International ClassificationF02D41/04, F02B31/06, F02D19/08
Cooperative ClassificationF02D19/084, F02B31/06, F02D19/087, Y02T10/146
European ClassificationF02B31/06, F02D19/08
Legal Events
DateCodeEventDescription
May 25, 1999FPExpired due to failure to pay maintenance fee
Effective date: 19990312
Mar 14, 1999LAPSLapse for failure to pay maintenance fees
Oct 6, 1998REMIMaintenance fee reminder mailed
Aug 30, 1994FPAYFee payment
Year of fee payment: 4
May 17, 1990ASAssignment

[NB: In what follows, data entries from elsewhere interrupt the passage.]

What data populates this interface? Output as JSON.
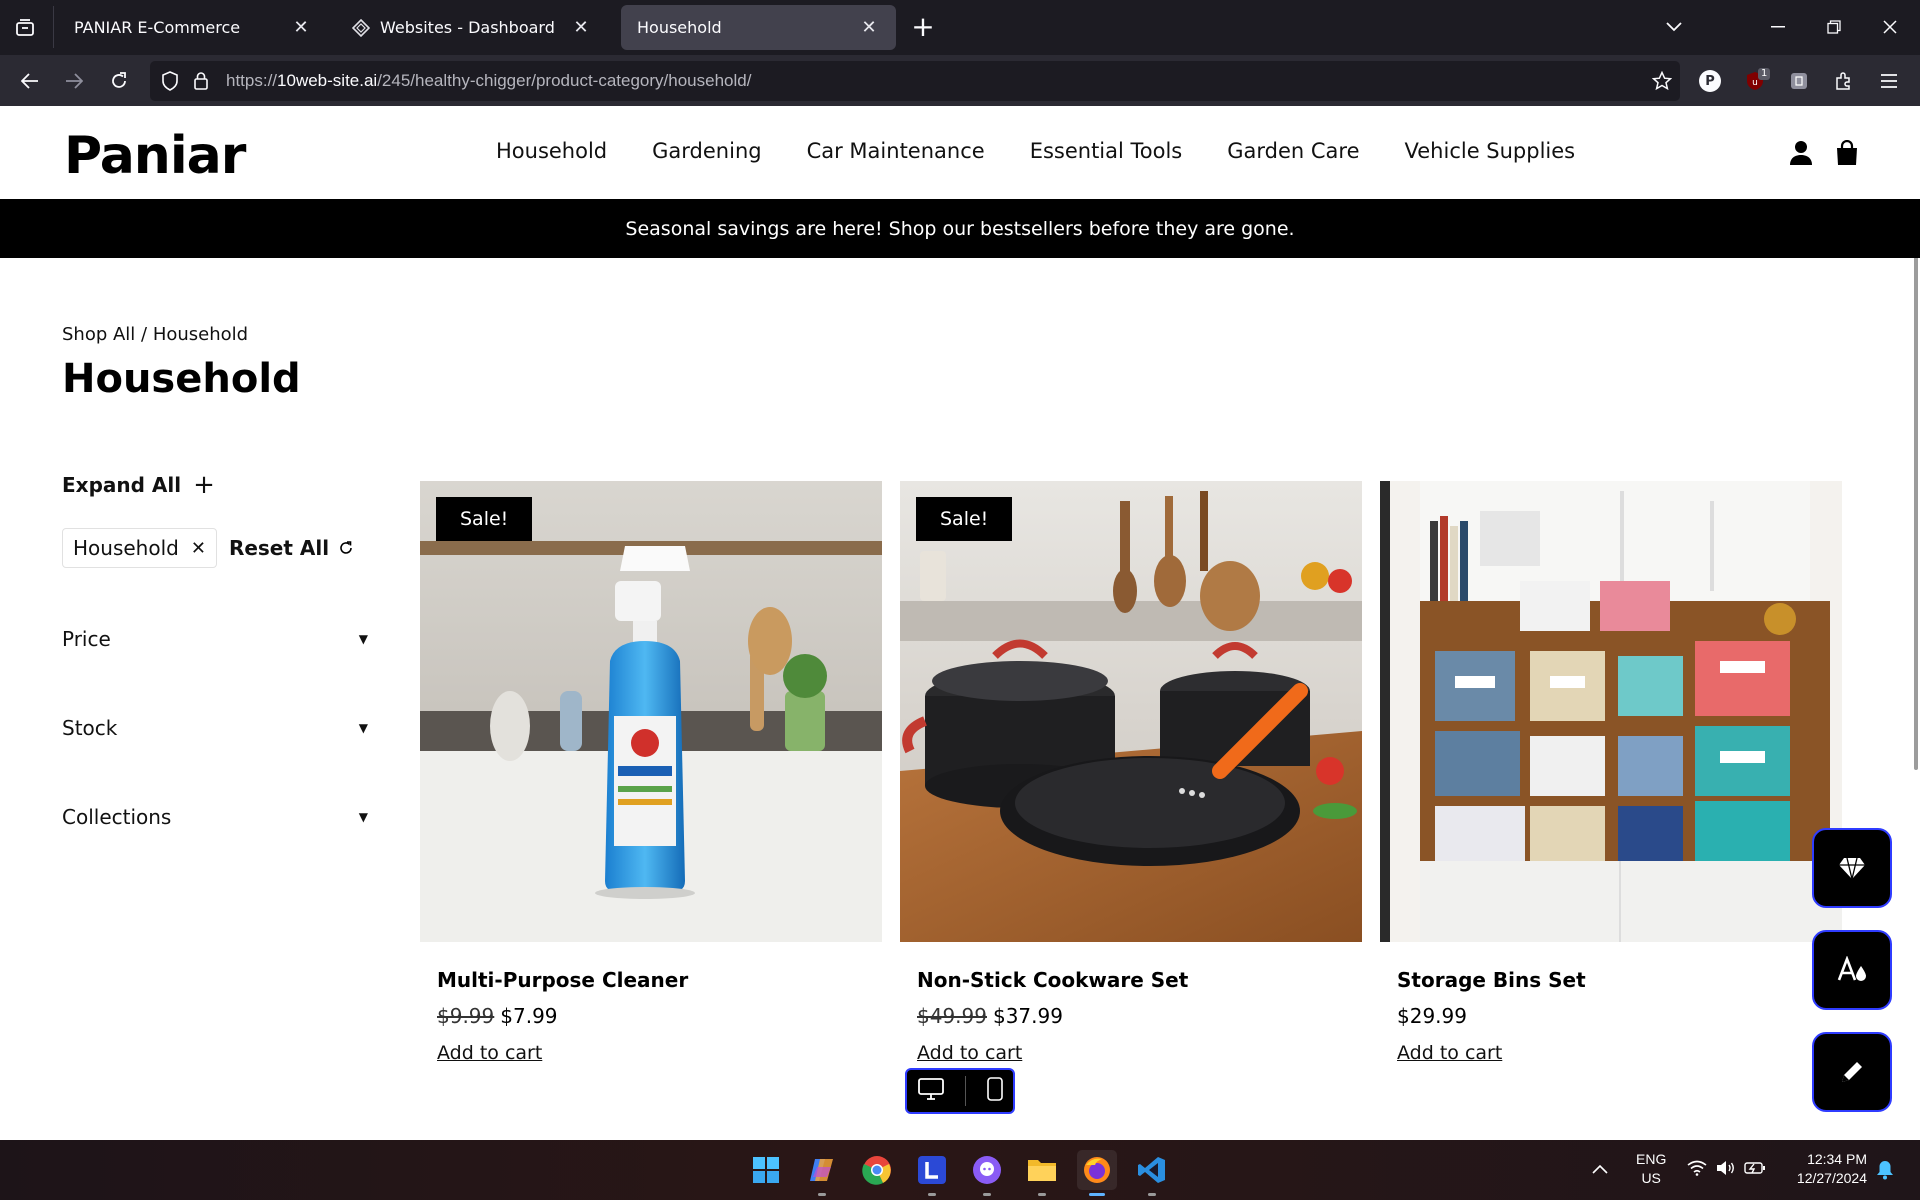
{
  "browser": {
    "tabs": [
      {
        "title": "PANIAR E-Commerce",
        "active": false
      },
      {
        "title": "Websites - Dashboard",
        "active": false
      },
      {
        "title": "Household",
        "active": true
      }
    ],
    "url_prefix": "https://",
    "url_host": "10web-site.ai",
    "url_path": "/245/healthy-chigger/product-category/household/",
    "extension_p_label": "P",
    "extension_badge": "1"
  },
  "site": {
    "logo": "Paniar",
    "nav": [
      "Household",
      "Gardening",
      "Car Maintenance",
      "Essential Tools",
      "Garden Care",
      "Vehicle Supplies"
    ],
    "promo": "Seasonal savings are here! Shop our bestsellers before they are gone."
  },
  "breadcrumb": {
    "root": "Shop All",
    "sep": " / ",
    "current": "Household"
  },
  "page_title": "Household",
  "sidebar": {
    "expand_all": "Expand All",
    "active_filter": "Household",
    "reset_all": "Reset All",
    "facets": [
      "Price",
      "Stock",
      "Collections"
    ]
  },
  "products": [
    {
      "name": "Multi-Purpose Cleaner",
      "old_price": "$9.99",
      "price": "$7.99",
      "sale": "Sale!",
      "cta": "Add to cart"
    },
    {
      "name": "Non-Stick Cookware Set",
      "old_price": "$49.99",
      "price": "$37.99",
      "sale": "Sale!",
      "cta": "Add to cart"
    },
    {
      "name": "Storage Bins Set",
      "old_price": "",
      "price": "$29.99",
      "sale": "",
      "cta": "Add to cart"
    }
  ],
  "taskbar": {
    "lang_line1": "ENG",
    "lang_line2": "US",
    "time": "12:34 PM",
    "date": "12/27/2024"
  },
  "colors": {
    "accent_border": "#2f3cff",
    "promo_bg": "#000000",
    "active_tab_bg": "#42414d"
  }
}
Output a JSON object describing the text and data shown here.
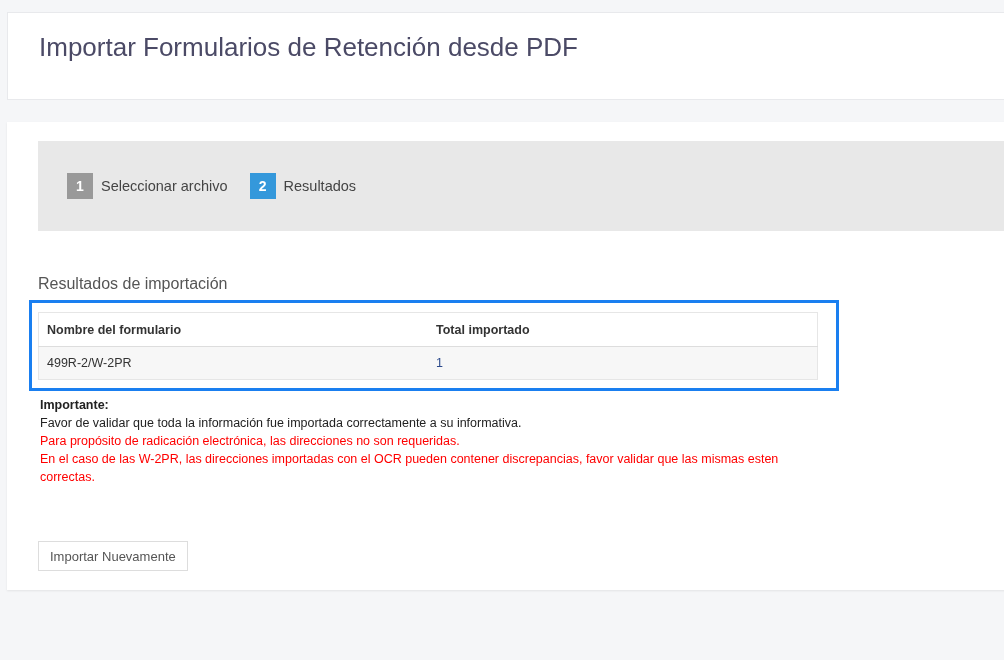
{
  "page_title": "Importar Formularios de Retención desde PDF",
  "steps": [
    {
      "number": "1",
      "label": "Seleccionar archivo",
      "selected": false
    },
    {
      "number": "2",
      "label": "Resultados",
      "selected": true
    }
  ],
  "results": {
    "heading": "Resultados de importación",
    "highlighted": true,
    "table": {
      "columns": [
        "Nombre del formulario",
        "Total importado"
      ],
      "rows": [
        [
          "499R-2/W-2PR",
          "1"
        ]
      ]
    }
  },
  "notes": {
    "title": "Importante:",
    "lines": [
      {
        "kind": "info",
        "text": "Favor de validar que toda la información fue importada correctamente a su informativa."
      },
      {
        "kind": "warning",
        "text": "Para propósito de radicación electrónica, las direcciones no son requeridas."
      },
      {
        "kind": "warning",
        "text": "En el caso de las W-2PR, las direcciones importadas con el OCR pueden contener discrepancias, favor validar que las mismas esten correctas."
      }
    ]
  },
  "buttons": [
    {
      "label": "Importar Nuevamente"
    }
  ]
}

Owner name: NISSAN MOTOR COMPANY, LIMITED, JAPAN
Free format text: ASSIGNMENT OF ASSIGNORS INTEREST.;ASSIGNOR:MITSUMOTO, HISASHI;REEL/FRAME:005303/0239
Effective date: 19900419